Review salary increment for public sector workers - GFL

BY: Timothy Ngnenbe
Abraham Koomson, General Secretary of GFL
Abraham Koomson, General Secretary of GFL

A two-day national capacity building workshop for leaders of worker unions affiliated to the Ghana Federation of Labour (GFL) has ended in Accra, with a call on the Trades Union Congress (TUC) and public sector unions to take immediate steps to re-engage the government to review the salary adjustments for 2021 and 2022.

In a resolution passed at the end of the workshop, the 25 participants drawn from the 13 affiliate unions of the GFL, expressed concerns about the brouhaha within the labour movement over "ineffective workers leadership at the national level" which resulted in botched negotiations with government.

They observed that the four per cent salary increment for public sector workers needed to be given a second look, for which reason the organised labour and government must re-engage to meet each other halfway.

Among other things, they said it was important for the government to pay heed to the concerns of the aggrieved public sector workers to curtail the mounting agitations against their national leadership.

Context

The tripartite committee, comprising the government, employers and organised labour announced four per cent and seven per cent increment in the salaries of public sector workers for 2021 and 2022.

The announcement of the salary increment was met with agitations by some workers who said it was paltry and would not meet their current living conditions.

Some of the public sector workers embarked on demonstrations in some parts of the country to press home their demand for improve salaries

Workshop

At the close of close of the two-day workshop yesterday (September 29), the participants observed that a renegotiating of the salary increment was the way to go.

The workshop was organised by GFL in collaboration with the International Labour Organisation (ILO).

The participants critically examined the prevailing challenges facing the trade unions in Ghana and created awareness among the leadership of the Ghanaian public sector on the GFL's role in defending and promoting the welfare of workers and the society at large.

They also developed a strategic plan that would guide the GFL and its affiliates for the next four years

Renegotiation

Speaking to the Daily Graphic on the resolutions by the GFL, the General Secretary of the Federation, Mr. Abraham Koomson, said if the government reconsidered the salary increment, it would avert aggravation of the situation which had the tendency to negatively affect productivity and economic growth.

Again, he said a return to the negotiation table was important because it would give the tripartite committee the opportunity to appropriately appreciate the concerns of workers.

Mr. Koomson said there was the need for robust structures by organised labour as required by law to address the concern of workers.

"The participants observed that the lack of organised labour structures to conform and function as provided under Sections 112 and 113 of the Labour Act 2003 Act 651 are the cause of the upheaval," he said.

Background

The GFL is a national trade union in Ghana.
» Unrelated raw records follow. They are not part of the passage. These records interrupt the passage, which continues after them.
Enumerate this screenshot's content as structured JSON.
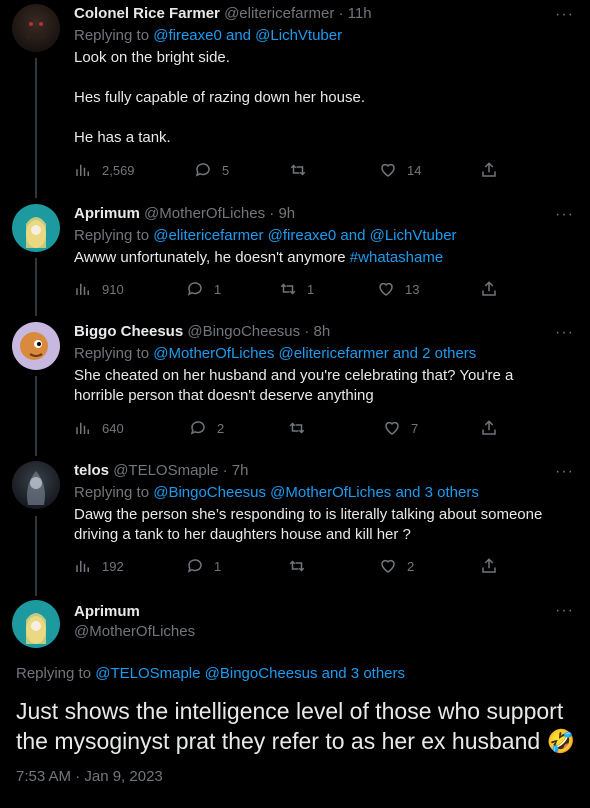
{
  "tweets": [
    {
      "name": "Colonel Rice Farmer",
      "handle": "@elitericefarmer",
      "time": "11h",
      "replying_prefix": "Replying to ",
      "replying_to": "@fireaxe0 and @LichVtuber",
      "lines": [
        "Look on the bright side.",
        "Hes fully capable of razing down her house.",
        "He has a tank."
      ],
      "views": "2,569",
      "replies": "5",
      "retweets": "",
      "likes": "14"
    },
    {
      "name": "Aprimum",
      "handle": "@MotherOfLiches",
      "time": "9h",
      "replying_prefix": "Replying to ",
      "replying_to": "@elitericefarmer @fireaxe0 and @LichVtuber",
      "text": "Awww unfortunately,  he doesn't anymore ",
      "hashtag": "#whatashame",
      "views": "910",
      "replies": "1",
      "retweets": "1",
      "likes": "13"
    },
    {
      "name": "Biggo Cheesus",
      "handle": "@BingoCheesus",
      "time": "8h",
      "replying_prefix": "Replying to ",
      "replying_to": "@MotherOfLiches @elitericefarmer and 2 others",
      "text": "She cheated on her husband and you're celebrating that? You're a horrible person that doesn't deserve anything",
      "views": "640",
      "replies": "2",
      "retweets": "",
      "likes": "7"
    },
    {
      "name": "telos",
      "handle": "@TELOSmaple",
      "time": "7h",
      "replying_prefix": "Replying to ",
      "replying_to": "@BingoCheesus @MotherOfLiches and 3 others",
      "text": "Dawg the person she’s responding to is literally talking about someone driving a tank to her daughters house and kill her ?",
      "views": "192",
      "replies": "1",
      "retweets": "",
      "likes": "2"
    }
  ],
  "main": {
    "name": "Aprimum",
    "handle": "@MotherOfLiches",
    "replying_prefix": "Replying to ",
    "replying_to": "@TELOSmaple @BingoCheesus and 3 others",
    "text": "Just shows the intelligence level of those who support the mysoginyst prat they refer to as her ex husband ",
    "emoji": "🤣",
    "timestamp": "7:53 AM · Jan 9, 2023"
  },
  "more_label": "···",
  "colors": {
    "accent": "#1d9bf0",
    "muted": "#71767b",
    "bg": "#000000",
    "text": "#e7e9ea"
  }
}
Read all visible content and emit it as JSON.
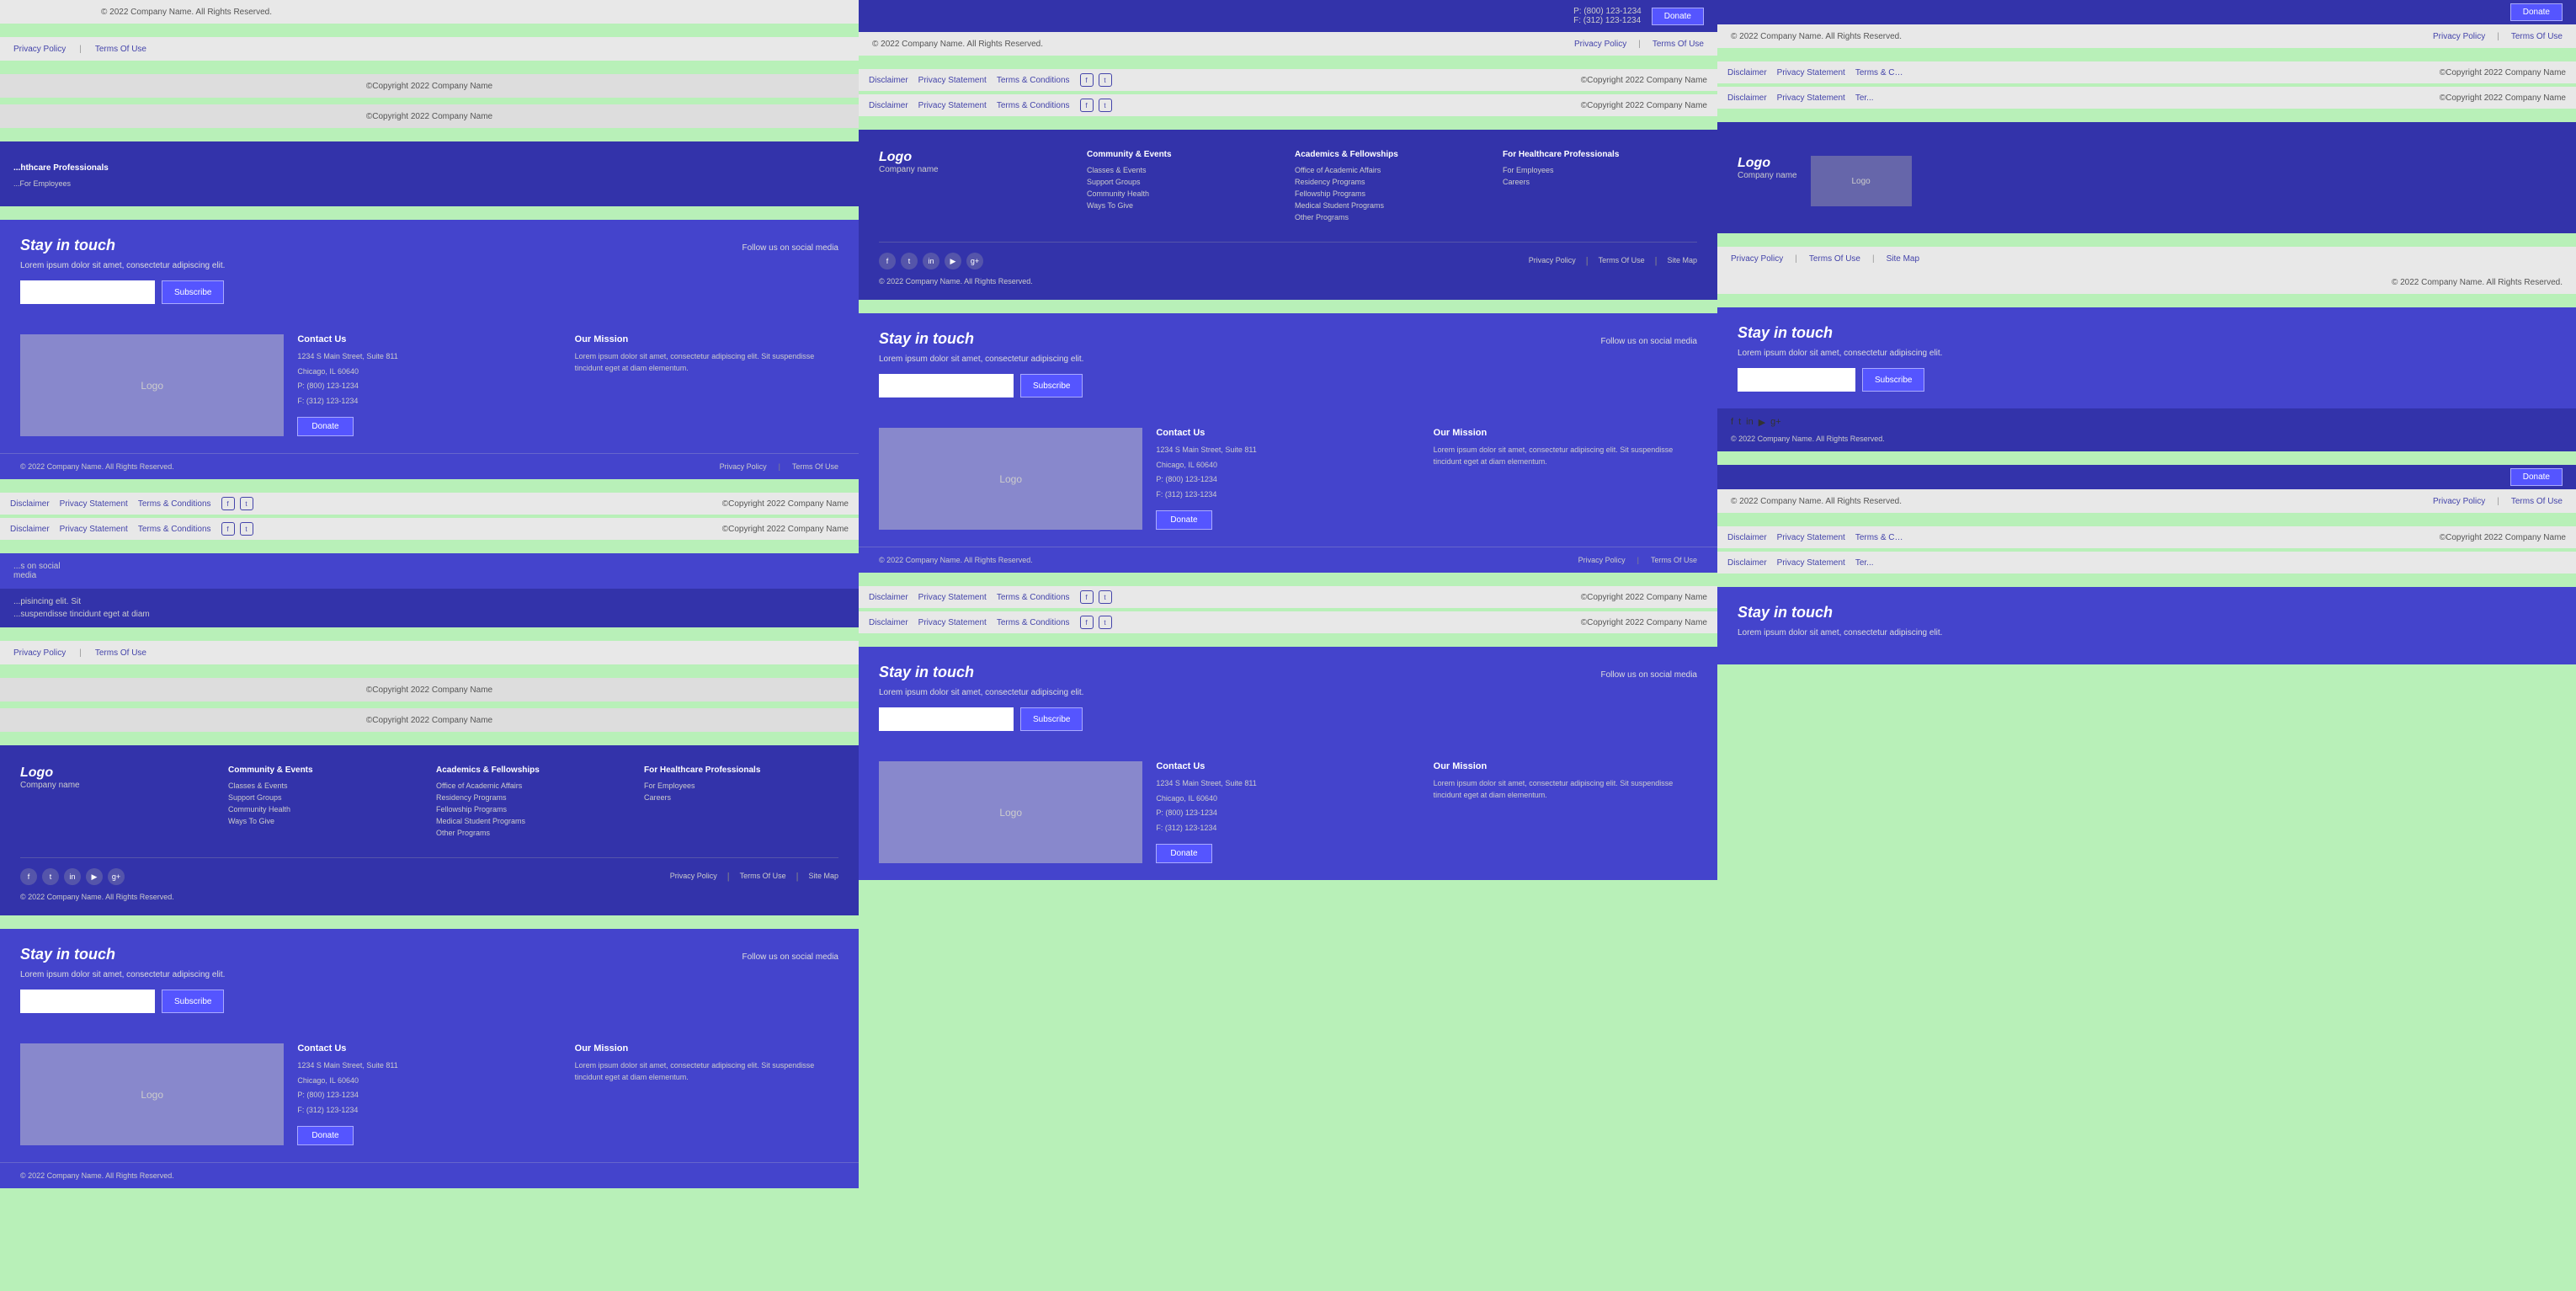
{
  "colors": {
    "green_bg": "#b8f0b8",
    "purple_dark": "#3333aa",
    "purple_mid": "#4444cc",
    "purple_light": "#8888cc",
    "gray_bg": "#e8e8e8"
  },
  "company": {
    "name": "Company Name",
    "copyright": "© 2022 Company Name. All Rights Reserved.",
    "copyright_short": "©Copyright 2022 Company Name"
  },
  "links": {
    "privacy": "Privacy Policy",
    "terms": "Terms Of Use",
    "sitemap": "Site Map",
    "disclaimer": "Disclaimer",
    "privacy_statement": "Privacy Statement",
    "terms_conditions": "Terms & Conditions"
  },
  "contact": {
    "heading": "Contact Us",
    "address1": "1234 S Main Street, Suite 811",
    "address2": "Chicago, IL 60640",
    "phone": "P: (800) 123-1234",
    "fax": "F: (312) 123-1234"
  },
  "mission": {
    "heading": "Our Mission",
    "text": "Lorem ipsum dolor sit amet, consectetur adipiscing elit. Sit suspendisse tincidunt eget at diam elementum."
  },
  "newsletter": {
    "heading": "Stay in touch",
    "subtext": "Lorem ipsum dolor sit amet, consectetur adipiscing elit.",
    "placeholder": "",
    "subscribe_label": "Subscribe",
    "follow_label": "Follow us on social media"
  },
  "nav": {
    "community": {
      "heading": "Community & Events",
      "items": [
        "Classes & Events",
        "Support Groups",
        "Community Health",
        "Ways To Give"
      ]
    },
    "academics": {
      "heading": "Academics & Fellowships",
      "items": [
        "Office of Academic Affairs",
        "Residency Programs",
        "Fellowship Programs",
        "Medical Student Programs",
        "Other Programs"
      ]
    },
    "healthcare": {
      "heading": "For Healthcare Professionals",
      "items": [
        "For Employees",
        "Careers"
      ]
    }
  },
  "logo": {
    "text": "Logo",
    "company": "Company name"
  },
  "donate_label": "Donate",
  "social_icons": [
    "f",
    "t",
    "in",
    "yt",
    "gp"
  ]
}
The origin of the federation can be traced to the departure of a group of workers from the TUC-affiliated Industrial and Commercial Workers' Union (ICU) who then founded the Textile, Garment and Leather Employees Union (TGLEU) in 1993.

The TGLEU subsequently attempted to affiliate to the TUC, but was refused.

In 1996, changes in labour law in Ghana allowed trade union pluralism, and in 1998, the GFL was founded.

The federation currently has 13 affiliate worker unions including TGLEU, General Metal and Manufacturing Workers Union (GEMM), Food and Allied Workers Union (FAWU), Financial and Business Services Employers Union (FBSEU) and Media and Printing Industry Workers Union (MEDIANET).